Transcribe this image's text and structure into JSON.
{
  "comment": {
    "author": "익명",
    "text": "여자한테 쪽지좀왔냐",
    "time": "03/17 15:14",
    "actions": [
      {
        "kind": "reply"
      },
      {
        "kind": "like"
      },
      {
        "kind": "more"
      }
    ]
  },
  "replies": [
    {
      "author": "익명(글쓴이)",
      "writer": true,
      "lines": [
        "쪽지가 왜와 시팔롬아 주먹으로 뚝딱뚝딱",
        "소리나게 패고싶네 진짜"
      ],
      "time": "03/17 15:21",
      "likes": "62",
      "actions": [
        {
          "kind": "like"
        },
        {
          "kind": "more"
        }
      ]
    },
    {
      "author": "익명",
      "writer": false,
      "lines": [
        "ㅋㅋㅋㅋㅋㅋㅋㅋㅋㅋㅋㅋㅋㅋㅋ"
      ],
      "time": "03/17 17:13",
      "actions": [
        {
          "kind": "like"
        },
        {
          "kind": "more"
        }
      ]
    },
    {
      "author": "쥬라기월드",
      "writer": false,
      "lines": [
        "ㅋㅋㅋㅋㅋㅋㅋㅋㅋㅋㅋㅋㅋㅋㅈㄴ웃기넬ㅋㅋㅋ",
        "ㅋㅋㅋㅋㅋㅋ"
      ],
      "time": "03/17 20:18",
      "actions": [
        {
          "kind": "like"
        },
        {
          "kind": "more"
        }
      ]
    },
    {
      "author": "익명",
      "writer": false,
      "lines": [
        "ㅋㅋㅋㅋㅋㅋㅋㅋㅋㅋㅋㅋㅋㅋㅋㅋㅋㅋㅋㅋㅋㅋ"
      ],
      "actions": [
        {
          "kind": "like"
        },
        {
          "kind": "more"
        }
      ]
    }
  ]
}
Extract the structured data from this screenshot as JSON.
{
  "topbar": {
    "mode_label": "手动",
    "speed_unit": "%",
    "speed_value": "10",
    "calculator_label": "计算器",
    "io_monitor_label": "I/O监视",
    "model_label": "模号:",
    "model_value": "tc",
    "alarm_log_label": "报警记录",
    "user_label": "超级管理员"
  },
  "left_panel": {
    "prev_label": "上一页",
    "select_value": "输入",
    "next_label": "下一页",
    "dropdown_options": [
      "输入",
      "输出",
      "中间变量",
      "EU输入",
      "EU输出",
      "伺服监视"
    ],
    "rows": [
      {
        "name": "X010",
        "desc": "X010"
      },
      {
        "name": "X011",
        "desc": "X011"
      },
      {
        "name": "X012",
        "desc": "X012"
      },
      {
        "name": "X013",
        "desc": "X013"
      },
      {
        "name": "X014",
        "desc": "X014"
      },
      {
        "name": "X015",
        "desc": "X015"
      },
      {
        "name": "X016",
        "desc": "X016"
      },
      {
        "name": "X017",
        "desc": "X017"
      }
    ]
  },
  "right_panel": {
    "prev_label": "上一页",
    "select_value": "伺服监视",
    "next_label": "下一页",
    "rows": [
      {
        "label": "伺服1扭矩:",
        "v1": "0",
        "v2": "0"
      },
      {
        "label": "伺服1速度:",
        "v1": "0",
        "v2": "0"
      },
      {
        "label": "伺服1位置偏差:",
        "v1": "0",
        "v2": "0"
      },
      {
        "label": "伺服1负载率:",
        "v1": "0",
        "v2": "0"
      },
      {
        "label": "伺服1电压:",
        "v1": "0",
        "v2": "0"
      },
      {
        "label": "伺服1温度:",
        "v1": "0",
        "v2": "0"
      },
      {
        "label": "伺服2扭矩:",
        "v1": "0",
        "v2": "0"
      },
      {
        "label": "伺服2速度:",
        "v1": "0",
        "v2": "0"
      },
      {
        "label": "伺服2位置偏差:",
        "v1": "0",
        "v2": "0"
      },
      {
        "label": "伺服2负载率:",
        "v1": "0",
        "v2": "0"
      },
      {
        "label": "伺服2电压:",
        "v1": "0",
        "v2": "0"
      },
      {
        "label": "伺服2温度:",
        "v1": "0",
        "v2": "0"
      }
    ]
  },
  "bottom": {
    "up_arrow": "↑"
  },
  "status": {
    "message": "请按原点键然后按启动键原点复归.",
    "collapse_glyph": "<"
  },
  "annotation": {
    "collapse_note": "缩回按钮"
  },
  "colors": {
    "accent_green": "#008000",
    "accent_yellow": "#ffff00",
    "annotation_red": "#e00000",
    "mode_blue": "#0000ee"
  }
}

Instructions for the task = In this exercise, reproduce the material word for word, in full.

Task result =
Transcribe this image's text and structure into JSON.
{
  "comment": {
    "author": "익명",
    "text": "여자한테 쪽지좀왔냐",
    "time": "03/17 15:14",
    "actions": [
      {
        "kind": "reply"
      },
      {
        "kind": "like"
      },
      {
        "kind": "more"
      }
    ]
  },
  "replies": [
    {
      "author": "익명(글쓴이)",
      "writer": true,
      "lines": [
        "쪽지가 왜와 시팔롬아 주먹으로 뚝딱뚝딱",
        "소리나게 패고싶네 진짜"
      ],
      "time": "03/17 15:21",
      "likes": "62",
      "actions": [
        {
          "kind": "like"
        },
        {
          "kind": "more"
        }
      ]
    },
    {
      "author": "익명",
      "writer": false,
      "lines": [
        "ㅋㅋㅋㅋㅋㅋㅋㅋㅋㅋㅋㅋㅋㅋㅋ"
      ],
      "time": "03/17 17:13",
      "actions": [
        {
          "kind": "like"
        },
        {
          "kind": "more"
        }
      ]
    },
    {
      "author": "쥬라기월드",
      "writer": false,
      "lines": [
        "ㅋㅋㅋㅋㅋㅋㅋㅋㅋㅋㅋㅋㅋㅋㅈㄴ웃기넬ㅋㅋㅋ",
        "ㅋㅋㅋㅋㅋㅋ"
      ],
      "time": "03/17 20:18",
      "actions": [
        {
          "kind": "like"
        },
        {
          "kind": "more"
        }
      ]
    },
    {
      "author": "익명",
      "writer": false,
      "lines": [
        "ㅋㅋㅋㅋㅋㅋㅋㅋㅋㅋㅋㅋㅋㅋㅋㅋㅋㅋㅋㅋㅋㅋ"
      ],
      "actions": [
        {
          "kind": "like"
        },
        {
          "kind": "more"
        }
      ]
    }
  ]
}
Extract the structured data from this screenshot as JSON.
{
  "topbar": {
    "mode_label": "手动",
    "speed_unit": "%",
    "speed_value": "10",
    "calculator_label": "计算器",
    "io_monitor_label": "I/O监视",
    "model_label": "模号:",
    "model_value": "tc",
    "alarm_log_label": "报警记录",
    "user_label": "超级管理员"
  },
  "left_panel": {
    "prev_label": "上一页",
    "select_value": "输入",
    "next_label": "下一页",
    "dropdown_options": [
      "输入",
      "输出",
      "中间变量",
      "EU输入",
      "EU输出",
      "伺服监视"
    ],
    "rows": [
      {
        "name": "X010",
        "desc": "X010"
      },
      {
        "name": "X011",
        "desc": "X011"
      },
      {
        "name": "X012",
        "desc": "X012"
      },
      {
        "name": "X013",
        "desc": "X013"
      },
      {
        "name": "X014",
        "desc": "X014"
      },
      {
        "name": "X015",
        "desc": "X015"
      },
      {
        "name": "X016",
        "desc": "X016"
      },
      {
        "name": "X017",
        "desc": "X017"
      }
    ]
  },
  "right_panel": {
    "prev_label": "上一页",
    "select_value": "伺服监视",
    "next_label": "下一页",
    "rows": [
      {
        "label": "伺服1扭矩:",
        "v1": "0",
        "v2": "0"
      },
      {
        "label": "伺服1速度:",
        "v1": "0",
        "v2": "0"
      },
      {
        "label": "伺服1位置偏差:",
        "v1": "0",
        "v2": "0"
      },
      {
        "label": "伺服1负载率:",
        "v1": "0",
        "v2": "0"
      },
      {
        "label": "伺服1电压:",
        "v1": "0",
        "v2": "0"
      },
      {
        "label": "伺服1温度:",
        "v1": "0",
        "v2": "0"
      },
      {
        "label": "伺服2扭矩:",
        "v1": "0",
        "v2": "0"
      },
      {
        "label": "伺服2速度:",
        "v1": "0",
        "v2": "0"
      },
      {
        "label": "伺服2位置偏差:",
        "v1": "0",
        "v2": "0"
      },
      {
        "label": "伺服2负载率:",
        "v1": "0",
        "v2": "0"
      },
      {
        "label": "伺服2电压:",
        "v1": "0",
        "v2": "0"
      },
      {
        "label": "伺服2温度:",
        "v1": "0",
        "v2": "0"
      }
    ]
  },
  "bottom": {
    "up_arrow": "↑"
  },
  "status": {
    "message": "请按原点键然后按启动键原点复归.",
    "collapse_glyph": "<"
  },
  "annotation": {
    "collapse_note": "缩回按钮"
  },
  "colors": {
    "accent_green": "#008000",
    "accent_yellow": "#ffff00",
    "annotation_red": "#e00000",
    "mode_blue": "#0000ee"
  }
}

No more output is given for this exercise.